**What to do:**
Among the following entries, say how many lines contain the word "icon"; the answer is a number and nothing else.

(Excerpts from an interface dataset)
▬▬▬▬▬▬
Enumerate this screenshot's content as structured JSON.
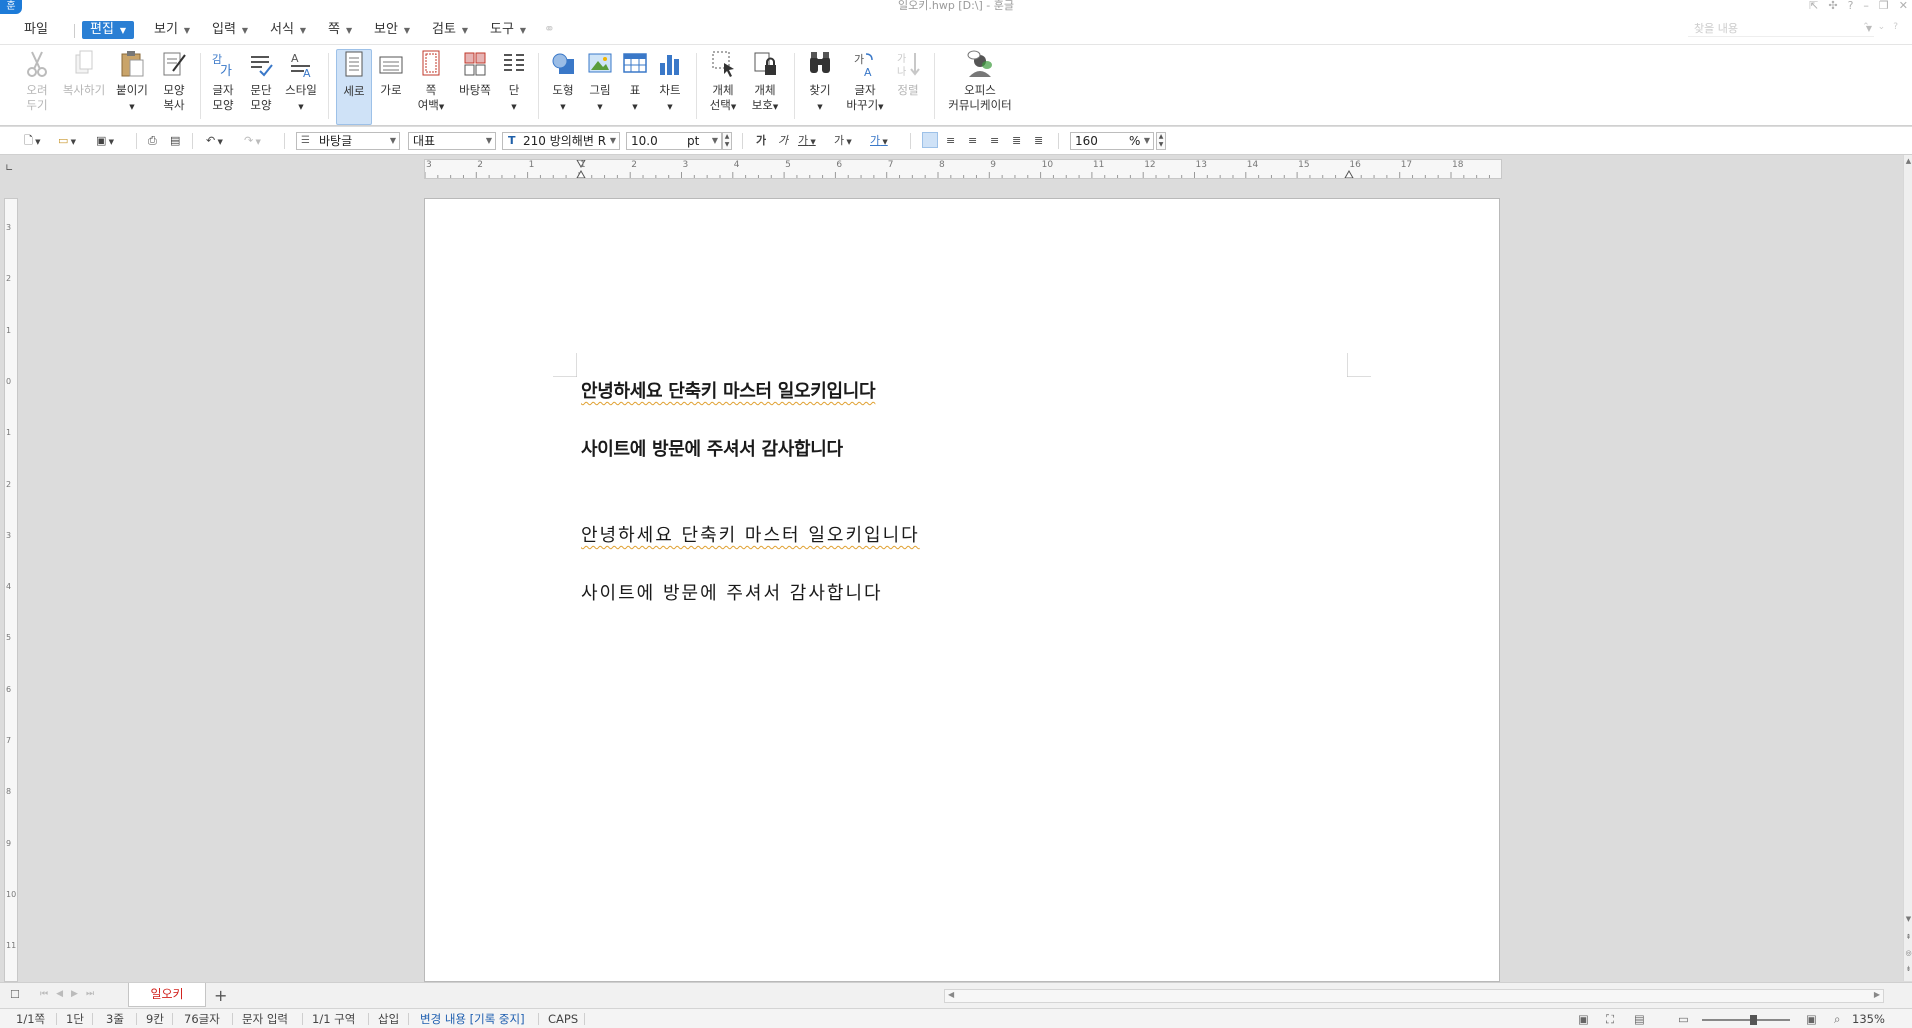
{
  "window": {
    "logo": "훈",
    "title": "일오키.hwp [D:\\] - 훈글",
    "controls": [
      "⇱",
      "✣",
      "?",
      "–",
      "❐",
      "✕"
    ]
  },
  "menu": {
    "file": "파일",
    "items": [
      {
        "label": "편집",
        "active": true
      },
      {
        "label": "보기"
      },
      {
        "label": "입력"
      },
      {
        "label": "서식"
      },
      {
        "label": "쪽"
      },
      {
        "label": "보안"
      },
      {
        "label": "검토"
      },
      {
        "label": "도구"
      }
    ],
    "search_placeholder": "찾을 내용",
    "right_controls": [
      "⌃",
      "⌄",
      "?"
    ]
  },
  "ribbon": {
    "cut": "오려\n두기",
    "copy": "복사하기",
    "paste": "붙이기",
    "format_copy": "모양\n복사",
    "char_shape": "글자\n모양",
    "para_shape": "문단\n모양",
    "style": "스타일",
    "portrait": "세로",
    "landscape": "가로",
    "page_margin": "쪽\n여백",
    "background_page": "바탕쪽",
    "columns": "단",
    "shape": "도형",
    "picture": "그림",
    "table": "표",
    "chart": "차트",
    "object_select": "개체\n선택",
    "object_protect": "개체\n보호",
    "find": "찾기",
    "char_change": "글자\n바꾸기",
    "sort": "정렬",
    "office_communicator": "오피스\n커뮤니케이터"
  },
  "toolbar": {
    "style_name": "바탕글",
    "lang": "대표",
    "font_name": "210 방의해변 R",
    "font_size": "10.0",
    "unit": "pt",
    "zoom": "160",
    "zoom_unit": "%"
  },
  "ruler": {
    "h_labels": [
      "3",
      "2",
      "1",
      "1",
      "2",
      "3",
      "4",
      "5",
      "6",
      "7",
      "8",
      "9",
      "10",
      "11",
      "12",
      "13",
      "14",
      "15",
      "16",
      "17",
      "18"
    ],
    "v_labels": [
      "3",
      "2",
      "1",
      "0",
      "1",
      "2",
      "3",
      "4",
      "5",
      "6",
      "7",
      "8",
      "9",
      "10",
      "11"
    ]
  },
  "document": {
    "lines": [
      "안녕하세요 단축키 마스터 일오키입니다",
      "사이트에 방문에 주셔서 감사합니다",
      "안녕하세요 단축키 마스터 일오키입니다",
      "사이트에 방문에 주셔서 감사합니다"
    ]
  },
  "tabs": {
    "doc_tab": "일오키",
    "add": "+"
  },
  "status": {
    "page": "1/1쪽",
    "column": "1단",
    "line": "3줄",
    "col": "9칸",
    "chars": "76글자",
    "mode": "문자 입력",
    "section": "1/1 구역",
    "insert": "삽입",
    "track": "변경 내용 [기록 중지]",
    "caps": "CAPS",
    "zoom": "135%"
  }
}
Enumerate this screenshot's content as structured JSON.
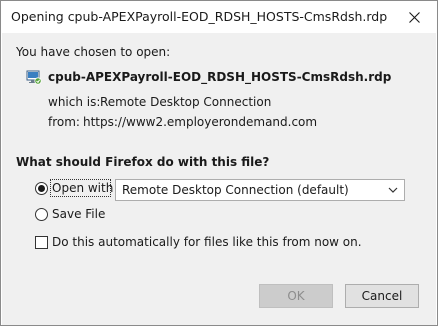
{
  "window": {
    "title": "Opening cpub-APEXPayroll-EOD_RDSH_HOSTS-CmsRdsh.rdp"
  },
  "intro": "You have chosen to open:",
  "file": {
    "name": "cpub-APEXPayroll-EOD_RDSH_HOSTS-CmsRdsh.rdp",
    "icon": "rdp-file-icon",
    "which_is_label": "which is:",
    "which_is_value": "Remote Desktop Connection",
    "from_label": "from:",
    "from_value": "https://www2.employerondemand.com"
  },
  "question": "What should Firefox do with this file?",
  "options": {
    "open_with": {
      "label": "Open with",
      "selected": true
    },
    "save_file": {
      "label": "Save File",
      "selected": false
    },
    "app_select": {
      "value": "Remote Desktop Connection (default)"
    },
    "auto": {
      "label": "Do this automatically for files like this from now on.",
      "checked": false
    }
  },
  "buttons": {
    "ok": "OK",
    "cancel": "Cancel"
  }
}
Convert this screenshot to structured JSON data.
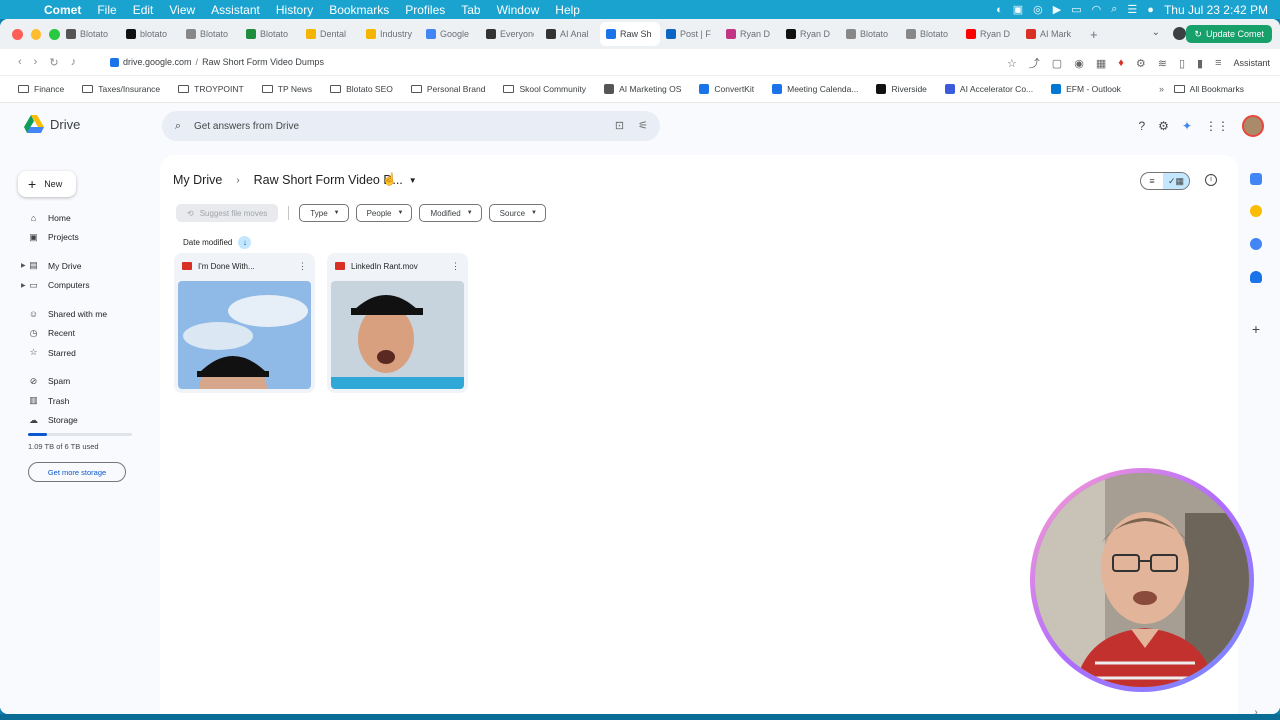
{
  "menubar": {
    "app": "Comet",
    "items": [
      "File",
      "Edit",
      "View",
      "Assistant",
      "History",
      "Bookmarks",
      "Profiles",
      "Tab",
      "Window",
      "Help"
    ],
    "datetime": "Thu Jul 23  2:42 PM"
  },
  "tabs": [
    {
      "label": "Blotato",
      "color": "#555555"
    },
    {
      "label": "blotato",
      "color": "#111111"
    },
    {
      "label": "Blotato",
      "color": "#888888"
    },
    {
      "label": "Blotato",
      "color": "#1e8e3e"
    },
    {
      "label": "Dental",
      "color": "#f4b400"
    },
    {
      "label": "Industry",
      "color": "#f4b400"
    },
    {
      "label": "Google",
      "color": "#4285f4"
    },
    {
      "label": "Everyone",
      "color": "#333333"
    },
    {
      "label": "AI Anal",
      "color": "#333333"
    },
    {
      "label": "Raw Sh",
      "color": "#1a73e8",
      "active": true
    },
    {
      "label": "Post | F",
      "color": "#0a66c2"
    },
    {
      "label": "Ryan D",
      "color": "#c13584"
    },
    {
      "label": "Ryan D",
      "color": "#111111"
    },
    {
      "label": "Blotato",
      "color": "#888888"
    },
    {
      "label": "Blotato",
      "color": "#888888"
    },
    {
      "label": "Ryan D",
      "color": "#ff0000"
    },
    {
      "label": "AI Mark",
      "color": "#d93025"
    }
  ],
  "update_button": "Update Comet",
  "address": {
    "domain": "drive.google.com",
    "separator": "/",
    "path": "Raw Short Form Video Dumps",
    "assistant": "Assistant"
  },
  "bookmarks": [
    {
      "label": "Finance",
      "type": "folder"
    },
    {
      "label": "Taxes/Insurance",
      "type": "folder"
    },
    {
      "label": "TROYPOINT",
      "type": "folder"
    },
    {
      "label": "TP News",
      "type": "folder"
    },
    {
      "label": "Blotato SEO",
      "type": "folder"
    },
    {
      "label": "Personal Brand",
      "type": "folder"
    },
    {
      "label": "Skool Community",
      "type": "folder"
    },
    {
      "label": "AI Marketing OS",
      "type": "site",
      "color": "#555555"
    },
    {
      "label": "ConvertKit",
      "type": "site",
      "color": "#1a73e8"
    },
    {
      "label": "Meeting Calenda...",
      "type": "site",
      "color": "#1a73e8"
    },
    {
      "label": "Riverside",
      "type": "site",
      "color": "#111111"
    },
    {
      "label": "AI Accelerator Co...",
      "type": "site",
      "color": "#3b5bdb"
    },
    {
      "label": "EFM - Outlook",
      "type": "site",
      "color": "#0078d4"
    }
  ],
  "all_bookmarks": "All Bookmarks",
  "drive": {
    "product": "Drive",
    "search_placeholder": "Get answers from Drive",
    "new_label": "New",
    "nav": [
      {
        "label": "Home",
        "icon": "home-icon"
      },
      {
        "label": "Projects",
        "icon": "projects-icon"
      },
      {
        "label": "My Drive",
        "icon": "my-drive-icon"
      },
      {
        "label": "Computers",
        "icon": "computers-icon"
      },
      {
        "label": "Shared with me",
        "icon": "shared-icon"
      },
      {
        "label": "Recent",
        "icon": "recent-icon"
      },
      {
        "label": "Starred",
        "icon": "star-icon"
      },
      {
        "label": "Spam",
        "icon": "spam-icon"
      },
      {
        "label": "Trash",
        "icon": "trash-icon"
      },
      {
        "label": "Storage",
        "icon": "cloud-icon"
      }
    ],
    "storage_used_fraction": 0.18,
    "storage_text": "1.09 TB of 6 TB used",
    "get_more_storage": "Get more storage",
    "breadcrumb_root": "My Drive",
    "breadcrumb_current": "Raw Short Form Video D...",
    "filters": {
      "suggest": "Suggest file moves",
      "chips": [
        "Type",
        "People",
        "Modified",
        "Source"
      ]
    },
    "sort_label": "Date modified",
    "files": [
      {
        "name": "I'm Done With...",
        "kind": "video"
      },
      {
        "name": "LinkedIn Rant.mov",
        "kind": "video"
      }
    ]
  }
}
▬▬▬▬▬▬
**Exercise response:**
11